(App and web page records)

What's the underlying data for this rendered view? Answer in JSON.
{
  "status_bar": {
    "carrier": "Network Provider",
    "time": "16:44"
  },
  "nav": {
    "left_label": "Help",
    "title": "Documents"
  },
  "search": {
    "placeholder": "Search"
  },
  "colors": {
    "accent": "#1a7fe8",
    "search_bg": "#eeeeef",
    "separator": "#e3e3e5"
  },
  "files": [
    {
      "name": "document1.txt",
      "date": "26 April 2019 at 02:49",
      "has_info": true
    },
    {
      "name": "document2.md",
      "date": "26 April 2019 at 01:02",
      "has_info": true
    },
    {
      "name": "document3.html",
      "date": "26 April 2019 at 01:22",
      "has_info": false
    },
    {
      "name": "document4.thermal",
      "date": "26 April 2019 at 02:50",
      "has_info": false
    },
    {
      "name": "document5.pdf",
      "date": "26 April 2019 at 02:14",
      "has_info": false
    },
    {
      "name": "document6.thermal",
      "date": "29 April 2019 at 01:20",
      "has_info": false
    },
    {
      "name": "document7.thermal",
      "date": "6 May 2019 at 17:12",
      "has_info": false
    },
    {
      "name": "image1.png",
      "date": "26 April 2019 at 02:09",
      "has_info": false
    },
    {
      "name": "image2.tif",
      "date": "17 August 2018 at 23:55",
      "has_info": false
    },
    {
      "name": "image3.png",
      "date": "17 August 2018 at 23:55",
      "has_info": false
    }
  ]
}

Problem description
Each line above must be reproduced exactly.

Result of the exercise
What's the underlying data for this rendered view? Answer in JSON.
{
  "status_bar": {
    "carrier": "Network Provider",
    "time": "16:44"
  },
  "nav": {
    "left_label": "Help",
    "title": "Documents"
  },
  "search": {
    "placeholder": "Search"
  },
  "colors": {
    "accent": "#1a7fe8",
    "search_bg": "#eeeeef",
    "separator": "#e3e3e5"
  },
  "files": [
    {
      "name": "document1.txt",
      "date": "26 April 2019 at 02:49",
      "has_info": true
    },
    {
      "name": "document2.md",
      "date": "26 April 2019 at 01:02",
      "has_info": true
    },
    {
      "name": "document3.html",
      "date": "26 April 2019 at 01:22",
      "has_info": false
    },
    {
      "name": "document4.thermal",
      "date": "26 April 2019 at 02:50",
      "has_info": false
    },
    {
      "name": "document5.pdf",
      "date": "26 April 2019 at 02:14",
      "has_info": false
    },
    {
      "name": "document6.thermal",
      "date": "29 April 2019 at 01:20",
      "has_info": false
    },
    {
      "name": "document7.thermal",
      "date": "6 May 2019 at 17:12",
      "has_info": false
    },
    {
      "name": "image1.png",
      "date": "26 April 2019 at 02:09",
      "has_info": false
    },
    {
      "name": "image2.tif",
      "date": "17 August 2018 at 23:55",
      "has_info": false
    },
    {
      "name": "image3.png",
      "date": "17 August 2018 at 23:55",
      "has_info": false
    }
  ]
}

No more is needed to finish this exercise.